Stereotypes - like fables - are often constructed around middle class morality and are prescriptive. They split world into irredeemably bad - other, blacks, Jews, Hispanics, women, gay - and flawlessly good, we, purveyors of stereotype. While expressly unrealistic, stereotype teaches "what not to be" and "how not to behave". A by-product of this primitive rendition is segregation.
A large body of scholarship shows that proximity and familiarity actually polarize rather than ameliorate inter-ethnic and inter-racial tensions. Stereotypes minimize friction and violence by keeping minorities and majority apart. Venting and vaunting substitute for vandalizing and worse. In time, as erstwhile minorities are gradually assimilated and new ones emerge, conflict is averted.
Moreover, though they frequently reflect underlying deleterious emotions - such as rage or envy - not all stereotypes are negative. Blacks are supposed to have superior musical and athletic skills. Jews are thought to be brainier in science and shrewder in business. Hispanics uphold family values and ethnic cohesion. Gays are sensitive and compassionate. And negative stereotypes are attached even to positive social roles - athletes are dumb and violent, soldiers inflexible and programmed.
Stereotypes are selective filters. Supporting data is hoarded and information to contrary is ignored. One way to shape stereotypes into effective coping strategies is to bombard their devotees with "exceptions", contexts, and alternative reasoning.
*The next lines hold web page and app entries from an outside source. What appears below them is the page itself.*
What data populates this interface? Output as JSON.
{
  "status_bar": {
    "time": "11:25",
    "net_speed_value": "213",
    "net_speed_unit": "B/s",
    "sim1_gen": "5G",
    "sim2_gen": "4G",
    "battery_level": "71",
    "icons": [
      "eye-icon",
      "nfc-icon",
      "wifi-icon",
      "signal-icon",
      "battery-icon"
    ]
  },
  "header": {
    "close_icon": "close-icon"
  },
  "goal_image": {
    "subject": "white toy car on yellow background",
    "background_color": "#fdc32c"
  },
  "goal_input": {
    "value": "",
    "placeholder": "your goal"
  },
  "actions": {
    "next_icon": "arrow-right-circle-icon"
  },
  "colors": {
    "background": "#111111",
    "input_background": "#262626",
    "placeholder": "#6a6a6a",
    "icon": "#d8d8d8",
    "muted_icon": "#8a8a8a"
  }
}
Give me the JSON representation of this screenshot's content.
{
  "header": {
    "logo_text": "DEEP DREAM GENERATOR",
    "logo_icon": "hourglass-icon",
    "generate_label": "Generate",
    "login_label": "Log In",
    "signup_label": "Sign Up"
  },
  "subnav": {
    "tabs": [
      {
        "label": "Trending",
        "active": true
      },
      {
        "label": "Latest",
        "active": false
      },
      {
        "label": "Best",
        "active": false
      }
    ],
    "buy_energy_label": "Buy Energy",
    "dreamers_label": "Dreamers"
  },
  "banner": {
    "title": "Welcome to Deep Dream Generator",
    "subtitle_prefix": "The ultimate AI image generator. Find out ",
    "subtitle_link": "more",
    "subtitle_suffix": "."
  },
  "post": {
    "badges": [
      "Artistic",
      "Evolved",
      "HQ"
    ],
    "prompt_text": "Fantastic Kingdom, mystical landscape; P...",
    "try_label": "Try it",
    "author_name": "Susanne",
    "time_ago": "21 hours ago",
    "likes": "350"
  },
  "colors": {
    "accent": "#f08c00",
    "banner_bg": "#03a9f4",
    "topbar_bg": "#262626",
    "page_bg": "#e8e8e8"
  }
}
Blacks are good athletes because sports is one of few egalitarian career paths open to them. Jews, historically excluded from all professions, crowded into science and business and specialized. If gays are indeed more sensitive or caring than average perhaps it is because they have been repressed and persecuted for so long. Athletes are not prone to violence - violent athletes simply end up on TV more often. And soldiers have to act reflexively to survive in battle.
There is nothing wrong with stereotypes if they are embedded in reality and promote understanding of social and historical processes. Western, multi-ethnic, pluralistic civilization celebrates diversity and uniqueness and distinctiveness of its components. Stereotypes merely acknowledge this variety.
USA Today Magazine reported in January a survey of 800 adults, conducted last year by social psychology professors Amanda Diekman of Purdue University and Alice Eagly of Northwestern University. They found that far from being rigid and biased, stereotypes regarding personality traits of men and women have changed dramatically to accurately reflect evolving gender roles.
Diekman noted that "women are perceived as having become much more assertive, independent, and competitive over years... Our respondents - whether they were old enough to have witnessed it or not - recognized role change that occurred when women began working outside home in large numbers and necessity of adopting characteristics that equip them to be breadwinners."
Sam Vaknin is the author of Malignant Self Love - Narcissism Revisited and After the Rain - How the West Lost the East. He is a columnist for Central Europe Review, PopMatters, and eBookWeb , a United Press International (UPI) Senior Business Correspondent, and the editor of mental health and Central East Europe categories in The Open Directory Bellaonline, and Suite101 .
Visit Sam's Web site at http://samvak.tripod.com